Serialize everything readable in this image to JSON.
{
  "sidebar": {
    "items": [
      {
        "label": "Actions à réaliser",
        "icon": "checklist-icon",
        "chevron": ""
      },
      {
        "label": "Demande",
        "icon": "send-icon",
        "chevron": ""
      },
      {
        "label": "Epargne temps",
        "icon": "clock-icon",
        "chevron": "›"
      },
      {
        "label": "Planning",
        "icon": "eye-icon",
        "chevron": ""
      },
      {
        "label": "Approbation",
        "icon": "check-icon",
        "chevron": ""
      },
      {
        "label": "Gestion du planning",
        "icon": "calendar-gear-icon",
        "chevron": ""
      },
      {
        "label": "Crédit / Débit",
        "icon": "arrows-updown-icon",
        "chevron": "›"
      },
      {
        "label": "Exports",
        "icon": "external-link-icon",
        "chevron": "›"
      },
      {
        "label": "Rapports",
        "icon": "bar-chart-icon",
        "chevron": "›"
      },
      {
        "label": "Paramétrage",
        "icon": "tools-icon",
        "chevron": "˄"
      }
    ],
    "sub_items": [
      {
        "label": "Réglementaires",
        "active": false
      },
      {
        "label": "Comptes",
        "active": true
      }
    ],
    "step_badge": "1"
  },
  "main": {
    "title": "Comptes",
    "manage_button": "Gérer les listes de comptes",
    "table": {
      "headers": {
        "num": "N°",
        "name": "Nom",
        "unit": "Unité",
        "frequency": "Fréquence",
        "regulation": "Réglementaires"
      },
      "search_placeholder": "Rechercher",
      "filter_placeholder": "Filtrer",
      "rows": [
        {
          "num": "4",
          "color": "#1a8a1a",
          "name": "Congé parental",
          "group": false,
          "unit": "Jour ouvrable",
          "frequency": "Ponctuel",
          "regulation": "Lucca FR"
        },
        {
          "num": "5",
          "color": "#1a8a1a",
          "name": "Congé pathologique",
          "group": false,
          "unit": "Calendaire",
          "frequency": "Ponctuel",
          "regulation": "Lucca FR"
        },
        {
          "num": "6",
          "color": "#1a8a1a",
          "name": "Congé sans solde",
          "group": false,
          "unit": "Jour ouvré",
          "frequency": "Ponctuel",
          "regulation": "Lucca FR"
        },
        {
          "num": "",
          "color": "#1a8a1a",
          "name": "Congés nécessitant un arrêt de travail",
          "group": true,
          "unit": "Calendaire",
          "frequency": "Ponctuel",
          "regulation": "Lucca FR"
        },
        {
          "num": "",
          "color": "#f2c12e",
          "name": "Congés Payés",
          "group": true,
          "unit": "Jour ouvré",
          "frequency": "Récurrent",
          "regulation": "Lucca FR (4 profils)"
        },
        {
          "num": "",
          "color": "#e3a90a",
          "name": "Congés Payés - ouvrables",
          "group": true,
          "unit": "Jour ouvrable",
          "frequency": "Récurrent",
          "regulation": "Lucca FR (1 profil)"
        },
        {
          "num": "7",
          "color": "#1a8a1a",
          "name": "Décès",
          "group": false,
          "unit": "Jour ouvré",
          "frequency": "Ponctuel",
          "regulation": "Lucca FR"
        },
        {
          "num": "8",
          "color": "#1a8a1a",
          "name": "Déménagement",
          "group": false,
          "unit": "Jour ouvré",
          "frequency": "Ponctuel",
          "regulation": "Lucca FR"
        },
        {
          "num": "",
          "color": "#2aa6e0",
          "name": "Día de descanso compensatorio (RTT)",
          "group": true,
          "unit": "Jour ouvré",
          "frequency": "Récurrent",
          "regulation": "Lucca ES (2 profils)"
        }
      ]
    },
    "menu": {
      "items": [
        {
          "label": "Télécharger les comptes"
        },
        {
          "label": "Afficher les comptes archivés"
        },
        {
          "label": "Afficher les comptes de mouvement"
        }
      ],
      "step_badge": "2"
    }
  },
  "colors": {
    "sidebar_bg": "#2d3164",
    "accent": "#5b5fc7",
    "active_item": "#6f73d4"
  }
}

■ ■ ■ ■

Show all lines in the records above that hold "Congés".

◆ **Answer**:
          "name": "Congés nécessitant un arrêt de travail",
          "name": "Congés Payés",
          "name": "Congés Payés - ouvrables",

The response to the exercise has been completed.